_The problem_:
Scan the data and please report how many lines include the word "JSON". Leave out everything but the number.

::::::::

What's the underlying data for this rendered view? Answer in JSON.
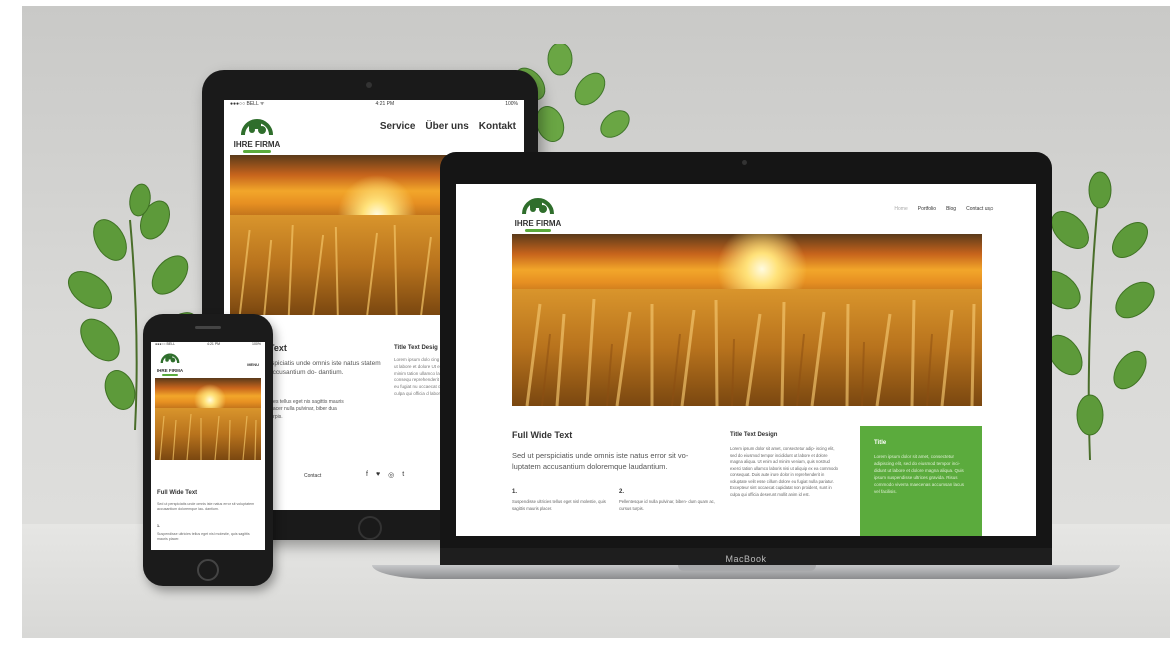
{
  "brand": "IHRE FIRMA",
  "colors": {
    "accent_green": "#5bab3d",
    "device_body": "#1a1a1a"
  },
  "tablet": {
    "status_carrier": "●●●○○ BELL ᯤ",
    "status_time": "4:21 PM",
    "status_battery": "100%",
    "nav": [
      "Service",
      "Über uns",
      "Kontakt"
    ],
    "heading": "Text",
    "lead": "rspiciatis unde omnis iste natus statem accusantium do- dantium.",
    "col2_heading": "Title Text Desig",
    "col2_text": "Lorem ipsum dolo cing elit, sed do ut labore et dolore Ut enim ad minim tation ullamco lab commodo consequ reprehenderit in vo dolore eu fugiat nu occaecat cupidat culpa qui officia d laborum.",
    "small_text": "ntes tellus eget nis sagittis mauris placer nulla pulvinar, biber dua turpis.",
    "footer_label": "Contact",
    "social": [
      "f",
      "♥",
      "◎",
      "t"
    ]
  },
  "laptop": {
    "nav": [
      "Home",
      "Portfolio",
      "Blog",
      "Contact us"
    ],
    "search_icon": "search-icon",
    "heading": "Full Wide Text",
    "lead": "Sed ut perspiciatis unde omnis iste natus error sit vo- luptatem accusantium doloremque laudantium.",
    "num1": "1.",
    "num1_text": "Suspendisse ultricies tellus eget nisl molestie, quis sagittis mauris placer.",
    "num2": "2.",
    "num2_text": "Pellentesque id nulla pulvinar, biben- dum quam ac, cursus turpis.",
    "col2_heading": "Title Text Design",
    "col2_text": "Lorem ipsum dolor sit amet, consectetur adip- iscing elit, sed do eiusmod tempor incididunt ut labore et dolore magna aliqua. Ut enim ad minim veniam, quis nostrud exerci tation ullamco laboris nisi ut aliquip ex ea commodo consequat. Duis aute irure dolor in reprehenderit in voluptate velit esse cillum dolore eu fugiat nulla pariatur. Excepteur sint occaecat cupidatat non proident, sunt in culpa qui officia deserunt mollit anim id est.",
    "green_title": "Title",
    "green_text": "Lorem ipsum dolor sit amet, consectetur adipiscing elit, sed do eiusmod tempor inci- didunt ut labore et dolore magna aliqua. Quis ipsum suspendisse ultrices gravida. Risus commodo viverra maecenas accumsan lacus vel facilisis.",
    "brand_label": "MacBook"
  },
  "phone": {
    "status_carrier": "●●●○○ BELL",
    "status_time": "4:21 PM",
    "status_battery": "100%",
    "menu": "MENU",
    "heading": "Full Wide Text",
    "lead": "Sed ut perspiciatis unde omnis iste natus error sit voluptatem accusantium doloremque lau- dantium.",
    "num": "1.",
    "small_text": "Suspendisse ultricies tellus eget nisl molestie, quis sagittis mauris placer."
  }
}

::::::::

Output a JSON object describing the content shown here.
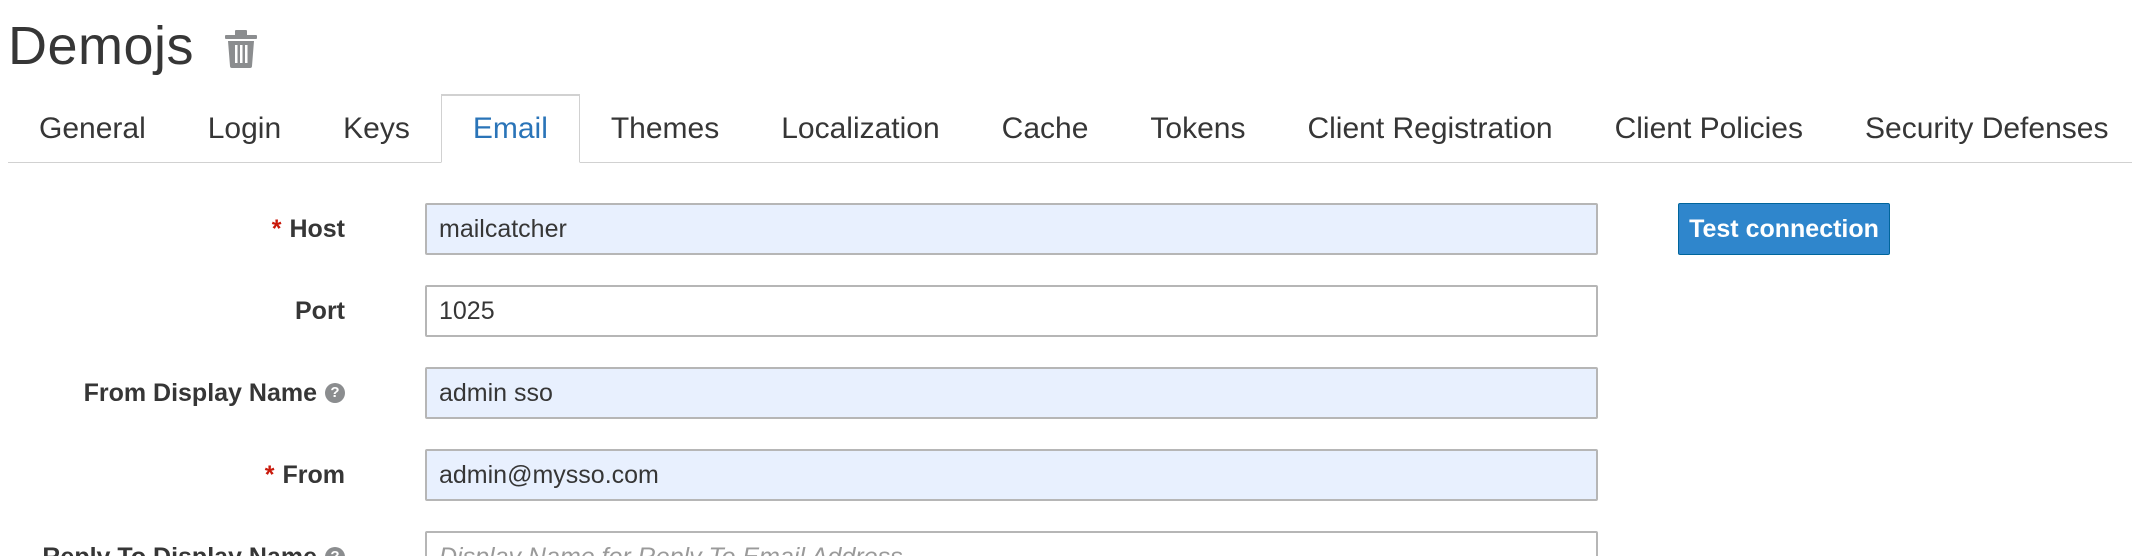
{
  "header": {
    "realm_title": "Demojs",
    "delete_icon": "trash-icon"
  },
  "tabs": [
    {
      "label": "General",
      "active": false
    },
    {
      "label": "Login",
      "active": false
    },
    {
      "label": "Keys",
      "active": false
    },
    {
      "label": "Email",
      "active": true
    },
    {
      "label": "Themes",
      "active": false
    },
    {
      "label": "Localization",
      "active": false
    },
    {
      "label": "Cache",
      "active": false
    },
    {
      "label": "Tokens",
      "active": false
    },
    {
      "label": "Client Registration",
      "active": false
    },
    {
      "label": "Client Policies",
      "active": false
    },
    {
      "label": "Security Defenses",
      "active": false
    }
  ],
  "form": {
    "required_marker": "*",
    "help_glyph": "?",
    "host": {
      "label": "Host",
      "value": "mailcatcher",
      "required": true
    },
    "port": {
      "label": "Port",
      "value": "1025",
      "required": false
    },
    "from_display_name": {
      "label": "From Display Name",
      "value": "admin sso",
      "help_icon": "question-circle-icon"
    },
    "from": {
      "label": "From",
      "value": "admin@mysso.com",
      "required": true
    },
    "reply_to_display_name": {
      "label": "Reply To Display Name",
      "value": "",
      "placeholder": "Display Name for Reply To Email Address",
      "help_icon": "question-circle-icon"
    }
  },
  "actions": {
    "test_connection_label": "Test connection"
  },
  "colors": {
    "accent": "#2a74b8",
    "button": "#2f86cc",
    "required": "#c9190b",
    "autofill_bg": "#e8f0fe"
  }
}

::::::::

_Answer section_:
2